This is followed by a validation of the learning which can be inter-class or intraclass. (Fig. 4)
Figure 4 - Principle of supervised classification
The advantage of supervised classification is that it is based on the knowledge of researchers, but cannot be used in the framework of a first approach to a sector. It cannot be generalised to the whole of a massif for example.
Airborne thermography by UAV **Aircraft thermography
Aircraft thermography has been used since the 1970s in archaeology (Tabbagh, 1977, Lundén, 1985, Bellerby, 1990). This technique, which is costly and complicated to implement, has been almost abandoned by archaeologists. However, there has been a revival of interest in the field since a few years. The recent minaturisation of infrared sensors and the improvement of their spatial and spectral resolution allows the detection of fine thermal anomalies (Cailloce, 2015) It is in 2011 that the Terrae team has started the first remote sensing tests archaeological by drone thermography. (Poirier N. H., 2013)

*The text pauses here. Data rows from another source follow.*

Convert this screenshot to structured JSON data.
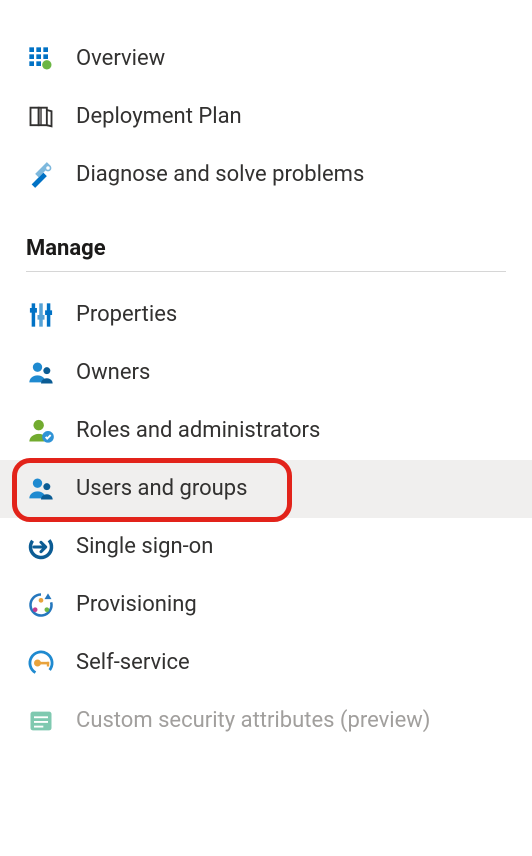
{
  "top_nav": {
    "items": [
      {
        "label": "Overview",
        "icon": "overview-grid-icon"
      },
      {
        "label": "Deployment Plan",
        "icon": "deployment-book-icon"
      },
      {
        "label": "Diagnose and solve problems",
        "icon": "diagnose-tools-icon"
      }
    ]
  },
  "manage_section": {
    "title": "Manage",
    "items": [
      {
        "label": "Properties",
        "icon": "properties-sliders-icon",
        "selected": false,
        "disabled": false
      },
      {
        "label": "Owners",
        "icon": "owners-people-icon",
        "selected": false,
        "disabled": false
      },
      {
        "label": "Roles and administrators",
        "icon": "roles-admin-icon",
        "selected": false,
        "disabled": false
      },
      {
        "label": "Users and groups",
        "icon": "users-groups-icon",
        "selected": true,
        "disabled": false
      },
      {
        "label": "Single sign-on",
        "icon": "sso-arrow-icon",
        "selected": false,
        "disabled": false
      },
      {
        "label": "Provisioning",
        "icon": "provisioning-sync-icon",
        "selected": false,
        "disabled": false
      },
      {
        "label": "Self-service",
        "icon": "self-service-key-icon",
        "selected": false,
        "disabled": false
      },
      {
        "label": "Custom security attributes (preview)",
        "icon": "security-attributes-icon",
        "selected": false,
        "disabled": true
      }
    ]
  },
  "highlight": {
    "target": "Users and groups"
  }
}
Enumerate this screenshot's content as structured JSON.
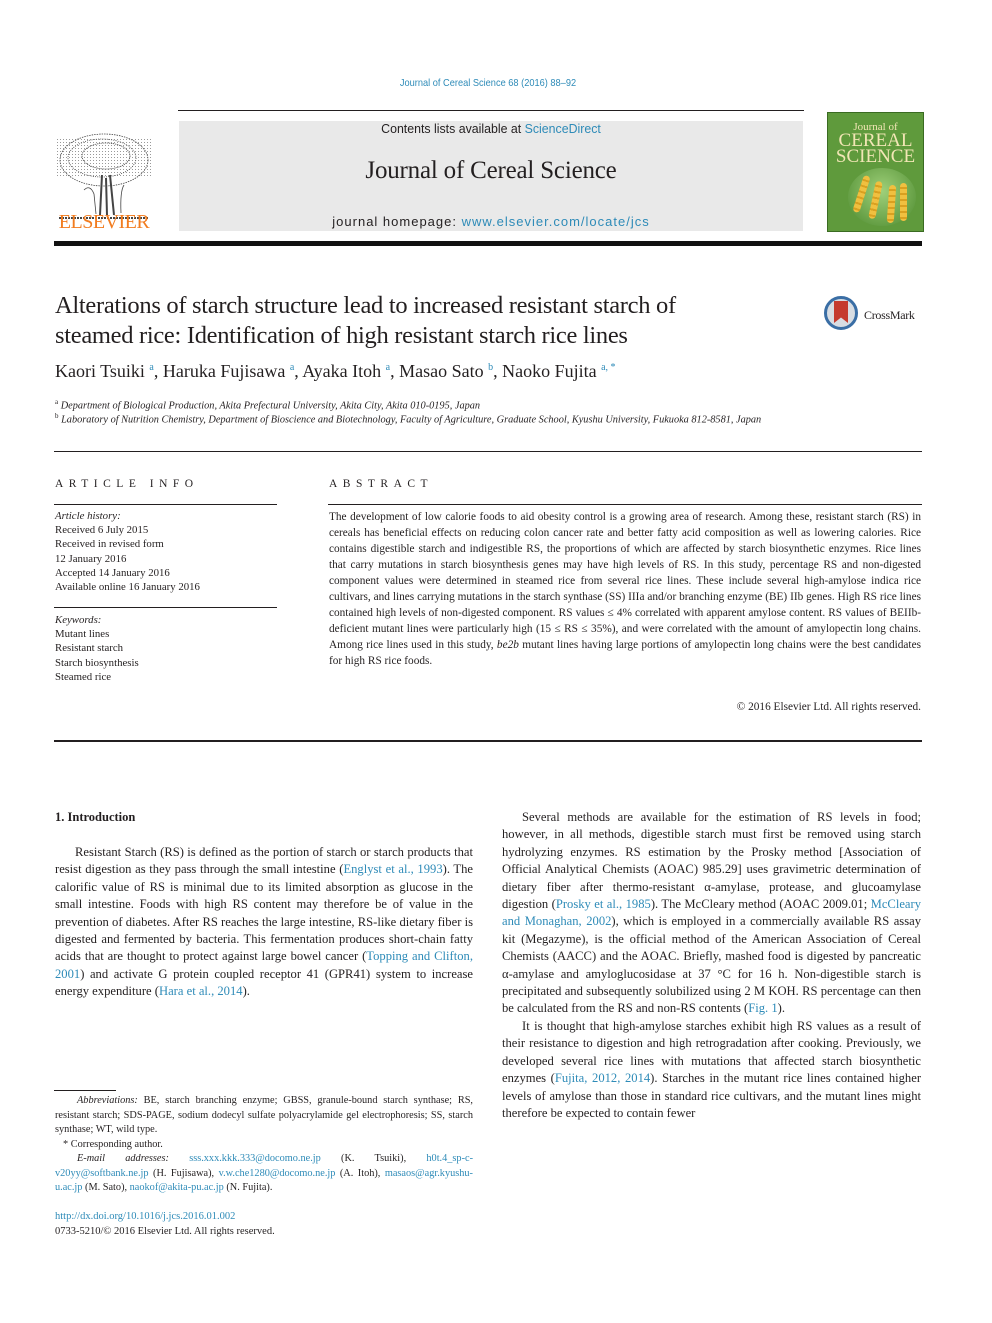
{
  "header": {
    "running_head": "Journal of Cereal Science 68 (2016) 88–92",
    "contents_prefix": "Contents lists available at ",
    "contents_link": "ScienceDirect",
    "journal_name": "Journal of Cereal Science",
    "homepage_prefix": "journal homepage: ",
    "homepage_link": "www.elsevier.com/locate/jcs",
    "publisher_wordmark": "ELSEVIER",
    "cover": {
      "line1": "Journal of",
      "line2": "CEREAL",
      "line3": "SCIENCE"
    },
    "colors": {
      "link": "#2e8bb8",
      "elsevier_orange": "#f27c1f",
      "masthead_bg": "#e9e9e9",
      "cover_green": "#5f9a3c"
    }
  },
  "article": {
    "title_line1": "Alterations of starch structure lead to increased resistant starch of",
    "title_line2": "steamed rice: Identification of high resistant starch rice lines",
    "crossmark_label": "CrossMark",
    "authors": [
      {
        "name": "Kaori Tsuiki",
        "sup": "a"
      },
      {
        "name": "Haruka Fujisawa",
        "sup": "a"
      },
      {
        "name": "Ayaka Itoh",
        "sup": "a"
      },
      {
        "name": "Masao Sato",
        "sup": "b"
      },
      {
        "name": "Naoko Fujita",
        "sup": "a, *"
      }
    ],
    "affiliations": [
      {
        "sup": "a",
        "text": "Department of Biological Production, Akita Prefectural University, Akita City, Akita 010-0195, Japan"
      },
      {
        "sup": "b",
        "text": "Laboratory of Nutrition Chemistry, Department of Bioscience and Biotechnology, Faculty of Agriculture, Graduate School, Kyushu University, Fukuoka 812-8581, Japan"
      }
    ]
  },
  "article_info": {
    "heading": "ARTICLE INFO",
    "history_label": "Article history:",
    "history": [
      "Received 6 July 2015",
      "Received in revised form",
      "12 January 2016",
      "Accepted 14 January 2016",
      "Available online 16 January 2016"
    ],
    "keywords_label": "Keywords:",
    "keywords": [
      "Mutant lines",
      "Resistant starch",
      "Starch biosynthesis",
      "Steamed rice"
    ]
  },
  "abstract": {
    "heading": "ABSTRACT",
    "text_part1": "The development of low calorie foods to aid obesity control is a growing area of research. Among these, resistant starch (RS) in cereals has beneficial effects on reducing colon cancer rate and better fatty acid composition as well as lowering calories. Rice contains digestible starch and indigestible RS, the proportions of which are affected by starch biosynthetic enzymes. Rice lines that carry mutations in starch biosynthesis genes may have high levels of RS. In this study, percentage RS and non-digested component values were determined in steamed rice from several rice lines. These include several high-amylose indica rice cultivars, and lines carrying mutations in the starch synthase (SS) IIIa and/or branching enzyme (BE) IIb genes. High RS rice lines contained high levels of non-digested component. RS values ≤ 4% correlated with apparent amylose content. RS values of BEIIb-deficient mutant lines were particularly high (15 ≤ RS ≤ 35%), and were correlated with the amount of amylopectin long chains. Among rice lines used in this study, ",
    "text_italic": "be2b",
    "text_part2": " mutant lines having large portions of amylopectin long chains were the best candidates for high RS rice foods.",
    "copyright": "© 2016 Elsevier Ltd. All rights reserved."
  },
  "body": {
    "intro_heading": "1.  Introduction",
    "left_p1": [
      {
        "t": "Resistant Starch (RS) is defined as the portion of starch or starch products that resist digestion as they pass through the small intestine ("
      },
      {
        "l": "Englyst et al., 1993"
      },
      {
        "t": "). The calorific value of RS is minimal due to its limited absorption as glucose in the small intestine. Foods with high RS content may therefore be of value in the prevention of diabetes. After RS reaches the large intestine, RS-like dietary fiber is digested and fermented by bacteria. This fermentation produces short-chain fatty acids that are thought to protect against large bowel cancer ("
      },
      {
        "l": "Topping and Clifton, 2001"
      },
      {
        "t": ") and activate G protein coupled receptor 41 (GPR41) system to increase energy expenditure ("
      },
      {
        "l": "Hara et al., 2014"
      },
      {
        "t": ")."
      }
    ],
    "right_p1": [
      {
        "t": "Several methods are available for the estimation of RS levels in food; however, in all methods, digestible starch must first be removed using starch hydrolyzing enzymes. RS estimation by the Prosky method [Association of Official Analytical Chemists (AOAC) 985.29] uses gravimetric determination of dietary fiber after thermo-resistant α-amylase, protease, and glucoamylase digestion ("
      },
      {
        "l": "Prosky et al., 1985"
      },
      {
        "t": "). The McCleary method (AOAC 2009.01; "
      },
      {
        "l": "McCleary and Monaghan, 2002"
      },
      {
        "t": "), which is employed in a commercially available RS assay kit (Megazyme), is the official method of the American Association of Cereal Chemists (AACC) and the AOAC. Briefly, mashed food is digested by pancreatic α-amylase and amyloglucosidase at 37 °C for 16 h. Non-digestible starch is precipitated and subsequently solubilized using 2 M KOH. RS percentage can then be calculated from the RS and non-RS contents ("
      },
      {
        "l": "Fig. 1"
      },
      {
        "t": ")."
      }
    ],
    "right_p2": [
      {
        "t": "It is thought that high-amylose starches exhibit high RS values as a result of their resistance to digestion and high retrogradation after cooking. Previously, we developed several rice lines with mutations that affected starch biosynthetic enzymes ("
      },
      {
        "l": "Fujita, 2012, 2014"
      },
      {
        "t": "). Starches in the mutant rice lines contained higher levels of amylose than those in standard rice cultivars, and the mutant lines might therefore be expected to contain fewer"
      }
    ]
  },
  "footnotes": {
    "abbrev_label": "Abbreviations:",
    "abbrev_text": " BE, starch branching enzyme; GBSS, granule-bound starch synthase; RS, resistant starch; SDS-PAGE, sodium dodecyl sulfate polyacrylamide gel electrophoresis; SS, starch synthase; WT, wild type.",
    "corresponding": "* Corresponding author.",
    "email_label": "E-mail addresses:",
    "emails": [
      {
        "addr": "sss.xxx.kkk.333@docomo.ne.jp",
        "who": " (K. Tsuiki), "
      },
      {
        "addr": "h0t.4_sp-c-v20yy@softbank.ne.jp",
        "who": " (H. Fujisawa), "
      },
      {
        "addr": "v.w.che1280@docomo.ne.jp",
        "who": " (A. Itoh), "
      },
      {
        "addr": "masaos@agr.kyushu-u.ac.jp",
        "who": " (M. Sato), "
      },
      {
        "addr": "naokof@akita-pu.ac.jp",
        "who": " (N. Fujita)."
      }
    ],
    "doi": "http://dx.doi.org/10.1016/j.jcs.2016.01.002",
    "issn": "0733-5210/© 2016 Elsevier Ltd. All rights reserved."
  }
}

Airborne thermal prospecting is based on the principle that there is a thermal difference in the surface temperature or the vegetation on areas containing archaeological structures buried in relation to the environment (Eppelbaum, 2009). The structures will tend to react differently to buried archeological temperature changes in relation to the surrounding sediments, and the heating or the cooling more or less rapidly depending on their nature. For example, structures built in stone will have a greater thermal inertia than the surrounding sediments. What we will therefore be able to observe in thermography by drone, it is a high thermal inertia (Fig. 5) at the location of the structures archaeological. For example, in a grain field, the roots of the plants come into contact with archaeological remains such as plants and walls. The plants located on these remains will have less water and less nutrients than others. They will therefore be stressed and will tend to heat more than others. (Poirier, 2012 ; Poirier, Aerothermal Prospecting, 2016)

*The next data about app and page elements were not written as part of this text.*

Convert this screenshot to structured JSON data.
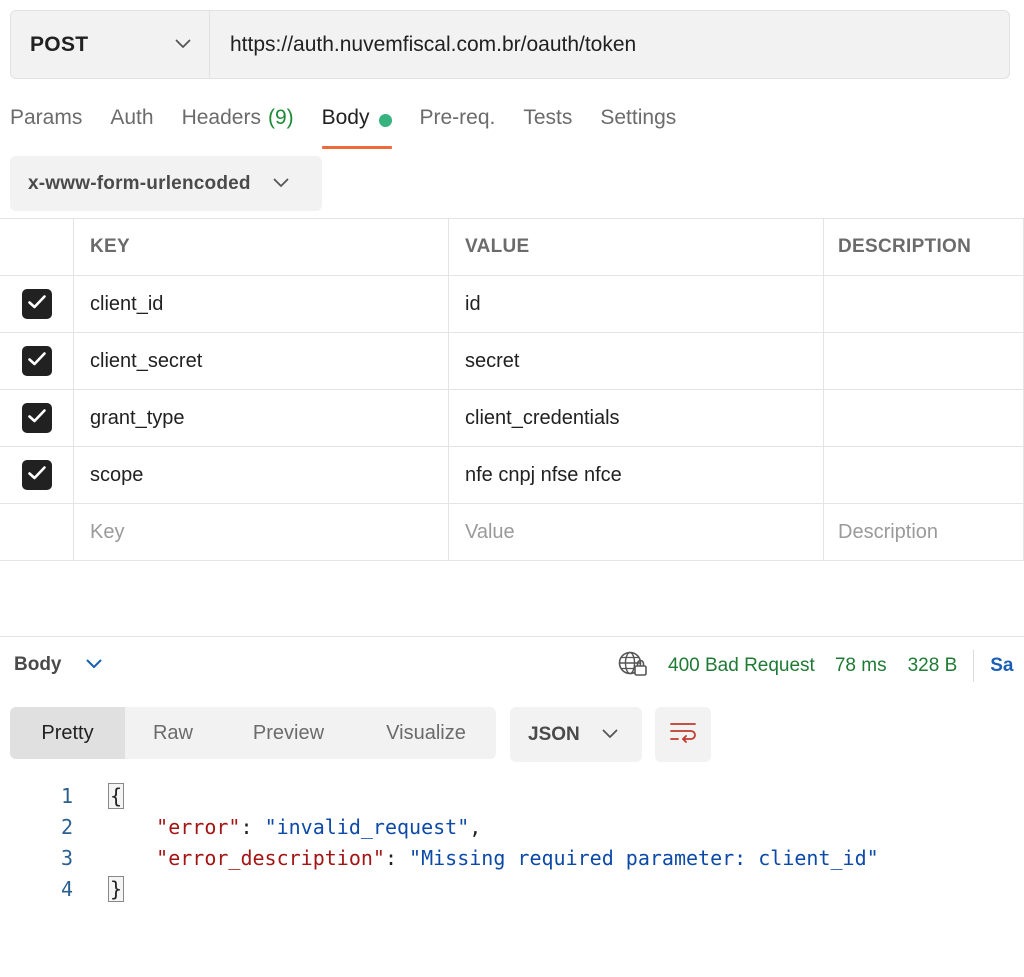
{
  "request": {
    "method": "POST",
    "url": "https://auth.nuvemfiscal.com.br/oauth/token"
  },
  "tabs": [
    {
      "label": "Params"
    },
    {
      "label": "Auth"
    },
    {
      "label": "Headers",
      "count": "(9)"
    },
    {
      "label": "Body",
      "active": true
    },
    {
      "label": "Pre-req."
    },
    {
      "label": "Tests"
    },
    {
      "label": "Settings"
    }
  ],
  "body_type": "x-www-form-urlencoded",
  "params_table": {
    "headers": [
      "KEY",
      "VALUE",
      "DESCRIPTION"
    ],
    "rows": [
      {
        "key": "client_id",
        "value": "id",
        "description": "",
        "checked": true
      },
      {
        "key": "client_secret",
        "value": "secret",
        "description": "",
        "checked": true
      },
      {
        "key": "grant_type",
        "value": "client_credentials",
        "description": "",
        "checked": true
      },
      {
        "key": "scope",
        "value": "nfe cnpj nfse nfce",
        "description": "",
        "checked": true
      }
    ],
    "placeholder": {
      "key": "Key",
      "value": "Value",
      "description": "Description"
    }
  },
  "response": {
    "title": "Body",
    "status": "400 Bad Request",
    "time": "78 ms",
    "size": "328 B",
    "save_label_partial": "Sa",
    "status_color": "#1f7a34",
    "view_modes": [
      "Pretty",
      "Raw",
      "Preview",
      "Visualize"
    ],
    "active_view": "Pretty",
    "format": "JSON",
    "code": {
      "line_numbers": [
        "1",
        "2",
        "3",
        "4"
      ],
      "open_brace": "{",
      "close_brace": "}",
      "lines": [
        {
          "key": "\"error\"",
          "sep": ": ",
          "value": "\"invalid_request\"",
          "trail": ","
        },
        {
          "key": "\"error_description\"",
          "sep": ": ",
          "value": "\"Missing required parameter: client_id\"",
          "trail": ""
        }
      ]
    }
  },
  "icons": {
    "method_dropdown": "chevron-down-icon",
    "checkbox": "checkmark-icon",
    "status_network": "globe-lock-icon",
    "wrap": "wrap-lines-icon"
  },
  "colors": {
    "accent_tab_underline": "#ee6a3b",
    "body_dot": "#36b37e",
    "json_key": "#a31515",
    "json_string": "#0d4aa8"
  }
}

Figure 5 - Principle of thermography in archaeology
Coupling this technology with a drone allows to overcome the strong constraints of acquisitions by aeroplane or helicopter. It is this which was developed within the framework of the Archéodrone programme. For the Terrae team, the first type of sensor implemented on a UAV was a camera for photogrammetric work (see chapter Photogrammetry) and a thermal camera for detection by thermography. For the thermography, the choices were made on an octorotor UAV equipped with a FLIR T620 thermal imaging camera mounted on an shuttle equipped with a horizontal axis of rotation. This camera allows to obtain thermal images in the infrared range thermal range from 7.5 to 14 µm with a sensitivity of 0.04°. The resolution of the images is relatively low (480 x 640 pixels) but this can be partly compensated for by lowering the altitude of the flight. These images are processed in a software program FLIR dedicated "Flir Tools". (Poirier, Hautefeuille, & Calastrenc, 2013). The initial work of the TAHMM programme made it possible to set up a treatment procedure (Calastrenc et al, 2021).